Salmonella is the enemy and University of Connecticut researchers at the College of Agriculture and Natural Resources may have discovered a way to defeat it – one molecule at a time.
This gram-negative bacterium causes annually over a million cases of salmonellosis in the United States, a potentially fatal disease in the elderly, the very young, and those with suppressed immune systems.
Small but tough and commonly found in poultry and dairy products, salmonella can survive for relatively long periods of time in the environment – from weeks to months – and some serotypes have emerged that are resistant to many available antibiotics.
But, animal science professor Kumar Venkitanarayanan and his post-doctoral fellow Anup Kollanoor Johny, have determined that natural food grade molecules found in such familiar sources as cinnamon, cloves, oregano, and coconut oil seem to have the ability to shut down the genes that enable the bacterium to colonize in the caeca of chickens.
Turn down genes
Venkitanarayanan explains the problem this way: “The bacterium colonizes the intestinal tract of chickens. It’s excreted in droppings and contaminates the meat and the eggs. Within the bird, Salmonella travels from the intestine to the ovaries and contaminates the yolk even before an egg shell is formed. So an intact egg can have Salmonella in the yolk.”
During his doctoral studies with Venkitanarayanan, Kollanoor Johny hypothesized that the molecules contained in certain foods could help ‘turn down’ the genes in the bacteria that prompt them to colonize and invade chickens’ intestinal cells before they are spread to internal organs. Research has proven him correct.
According to Mike Darre, professor of animal science in the College of Agriculture and Natural Resources and extension poultry specialist, “it’s a tough thing to get rid of [Salmonella] completely. The idea of using natural food molecules in feed and in washes, at a relatively low cost to the farmer … and without the need for antibiotics … has great benefit.”
Kollanoor Johny says these natural molecules have multiple functionality. “They are derived from nature,” he says. “At the same time they are killing Salmonella, we also believe that they have potential human health benefits because of the various functional capabilities, including everything from acting as antioxidants to lowering blood pressure and aiding in cardiovascular health.
The next step, according to Kollanoor Johny, is to make sure that adding food grade molecules to poultry feed is not harmful to the birds:
“Our initial findings show that these molecules are completely safe in chickens, but we need to do more studies to make sure the meat and eggs are still palatable.

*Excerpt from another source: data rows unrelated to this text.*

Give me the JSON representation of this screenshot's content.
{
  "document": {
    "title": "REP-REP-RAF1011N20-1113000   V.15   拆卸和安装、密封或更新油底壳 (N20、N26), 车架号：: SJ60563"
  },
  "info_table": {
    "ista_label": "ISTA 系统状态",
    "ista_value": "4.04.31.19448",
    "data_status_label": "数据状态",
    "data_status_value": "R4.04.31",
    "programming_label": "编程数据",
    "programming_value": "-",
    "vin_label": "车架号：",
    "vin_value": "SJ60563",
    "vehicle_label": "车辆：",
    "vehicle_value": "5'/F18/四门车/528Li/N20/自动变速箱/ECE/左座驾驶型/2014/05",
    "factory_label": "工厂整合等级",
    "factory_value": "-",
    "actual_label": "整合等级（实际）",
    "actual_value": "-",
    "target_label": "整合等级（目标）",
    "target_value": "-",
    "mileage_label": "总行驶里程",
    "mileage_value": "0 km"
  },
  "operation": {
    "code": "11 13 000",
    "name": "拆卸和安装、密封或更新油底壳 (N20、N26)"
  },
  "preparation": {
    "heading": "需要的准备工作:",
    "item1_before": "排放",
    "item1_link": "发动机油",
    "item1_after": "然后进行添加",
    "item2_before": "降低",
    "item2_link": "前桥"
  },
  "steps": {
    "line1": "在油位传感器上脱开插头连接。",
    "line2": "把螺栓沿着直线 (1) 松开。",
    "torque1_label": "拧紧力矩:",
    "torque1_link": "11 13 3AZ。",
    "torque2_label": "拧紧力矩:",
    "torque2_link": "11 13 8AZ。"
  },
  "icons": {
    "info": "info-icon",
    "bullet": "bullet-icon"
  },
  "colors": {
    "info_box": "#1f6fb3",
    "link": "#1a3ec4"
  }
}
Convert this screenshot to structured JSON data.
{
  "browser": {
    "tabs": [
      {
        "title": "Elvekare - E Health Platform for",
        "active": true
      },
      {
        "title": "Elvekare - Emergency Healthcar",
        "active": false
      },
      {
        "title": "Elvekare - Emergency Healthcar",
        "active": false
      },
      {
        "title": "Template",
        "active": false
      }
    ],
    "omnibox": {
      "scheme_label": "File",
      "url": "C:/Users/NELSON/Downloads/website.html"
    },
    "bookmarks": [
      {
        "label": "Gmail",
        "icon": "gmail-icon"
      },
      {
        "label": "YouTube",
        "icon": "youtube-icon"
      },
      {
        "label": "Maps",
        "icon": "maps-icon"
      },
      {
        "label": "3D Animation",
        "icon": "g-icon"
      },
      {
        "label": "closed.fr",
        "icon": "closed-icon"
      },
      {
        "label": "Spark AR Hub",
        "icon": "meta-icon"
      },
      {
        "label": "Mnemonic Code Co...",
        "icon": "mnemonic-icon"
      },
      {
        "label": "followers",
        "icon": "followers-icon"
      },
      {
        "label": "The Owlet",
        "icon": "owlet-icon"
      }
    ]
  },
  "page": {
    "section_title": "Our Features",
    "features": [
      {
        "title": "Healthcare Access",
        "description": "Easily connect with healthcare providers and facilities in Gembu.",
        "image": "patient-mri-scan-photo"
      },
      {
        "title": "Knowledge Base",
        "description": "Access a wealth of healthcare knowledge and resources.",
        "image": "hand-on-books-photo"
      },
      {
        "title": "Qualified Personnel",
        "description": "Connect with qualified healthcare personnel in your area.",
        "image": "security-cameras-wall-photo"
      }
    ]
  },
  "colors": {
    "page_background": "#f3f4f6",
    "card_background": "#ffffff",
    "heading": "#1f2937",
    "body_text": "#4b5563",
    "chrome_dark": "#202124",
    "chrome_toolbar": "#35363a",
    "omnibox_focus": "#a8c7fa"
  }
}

We don’t want eggs to be cinnamon flavoured!”
Photo: Kumar Venkitanarayanan, professor of animal science, left, and Anup Kollanoor Johny, a postdoctoral fellow in animal science, with chickens at the Poultry Unit. Credit: Peter Morenus/UConn Photo